A new federal Mental Health and Substance Use Disorder Parity Task Force recently gave providers and consumers a chance to talk to it without, apparently, giving insurers or employers a chance to talk.
Kathryn Martin, acting assistant secretary for planning and evaluation at the U.S. Department of Health and Human Services, writes in a department blog entry published earlier this week that the parity task force held a listening session June 10.
“Fifteen leaders of organizations representing consumer and provider groups from the mental health and addiction fields shared their perspective and offered recommendations for how to improve awareness of and compliance with the law,” Martin writes in the blog entry.
Sylvia Mathews Burwell, the department secretary, and Michael Botticelli, the director of the federal Office of National Drug Control Policy were at the listening session, Martin writes.
Stakeholders “conveyed that most consumers and many providers may not know how to get help if they think coverage is not in compliance,” Martin says. “They asked the Task Force to focus on enforcement, transparency and simplifying the process and tools for consumers and providers.”
Behavioral Healthcare has published a written version of listening session remarks by Ron Manderscheid, executive director of the National Association of County Behavioral Health and Developmental Disability Directors and the National Association for Rural Mental Health.
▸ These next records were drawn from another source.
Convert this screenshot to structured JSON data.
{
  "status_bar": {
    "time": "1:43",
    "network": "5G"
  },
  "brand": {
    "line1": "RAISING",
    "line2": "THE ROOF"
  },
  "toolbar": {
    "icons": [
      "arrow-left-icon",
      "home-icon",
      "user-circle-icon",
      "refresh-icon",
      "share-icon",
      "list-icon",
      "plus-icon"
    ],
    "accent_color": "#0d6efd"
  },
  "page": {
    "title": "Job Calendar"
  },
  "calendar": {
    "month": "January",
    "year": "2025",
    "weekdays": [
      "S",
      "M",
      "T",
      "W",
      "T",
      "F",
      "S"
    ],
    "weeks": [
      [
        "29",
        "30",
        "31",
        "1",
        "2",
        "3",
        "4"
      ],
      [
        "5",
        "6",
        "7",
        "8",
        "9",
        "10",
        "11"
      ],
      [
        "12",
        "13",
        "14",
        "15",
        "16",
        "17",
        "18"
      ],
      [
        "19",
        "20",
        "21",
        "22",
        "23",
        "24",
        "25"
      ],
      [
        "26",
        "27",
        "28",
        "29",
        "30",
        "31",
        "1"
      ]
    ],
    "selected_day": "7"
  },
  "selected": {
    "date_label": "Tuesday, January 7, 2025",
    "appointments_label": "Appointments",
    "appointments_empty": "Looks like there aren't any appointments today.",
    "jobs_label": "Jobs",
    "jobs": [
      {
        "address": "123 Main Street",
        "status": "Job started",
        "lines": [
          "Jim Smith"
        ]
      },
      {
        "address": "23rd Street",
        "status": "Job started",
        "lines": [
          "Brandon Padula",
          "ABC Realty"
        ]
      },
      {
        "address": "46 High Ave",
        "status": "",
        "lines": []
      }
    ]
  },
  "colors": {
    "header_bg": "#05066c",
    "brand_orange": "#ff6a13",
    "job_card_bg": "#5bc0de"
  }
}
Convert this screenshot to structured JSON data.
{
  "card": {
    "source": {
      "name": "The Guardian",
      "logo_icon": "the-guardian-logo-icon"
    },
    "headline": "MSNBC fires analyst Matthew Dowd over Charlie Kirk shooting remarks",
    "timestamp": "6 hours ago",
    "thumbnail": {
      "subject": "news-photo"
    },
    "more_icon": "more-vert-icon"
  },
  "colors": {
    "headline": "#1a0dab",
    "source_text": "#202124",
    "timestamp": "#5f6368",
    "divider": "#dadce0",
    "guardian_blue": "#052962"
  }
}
Manderscheid says he told the task force that the federal government should do more to monitor implementation and compliance of private insurance with parity requirements.
The National Association of Addiction Treatment Providers says it had representatives at the listening session. The addiction treatment provides “forcefully made the point that the parity law will never be fully implemented until there is full disclosure regarding reasons for denials combined with aggressive enforcement measures,” the group says in a report on the session.
The Obama administration announced the creation of the parity task force in March, in response to complaints from providers and patients about what they have said is weak enforcement of Mental Health Parity and Addiction Equity Act of 2008 benefits requirements.
The 2008 legislation, which is known as the MHPAEA, and federal parity regulations do not require group health plans to cover behavioral health services. The law and the regulations do require that any benefits for the mental health services or addiction treatment services offered be similar to the other health benefits offered.
Obama administration officials have used the essential health benefits package provisions in the Affordable Care Act to apply the MHPAEA parity requirements to all individual and small-group major medical plans issued since the ACA became law.
The parity task force is inviting members of the public to send comments about parity enforcement to email@example.com.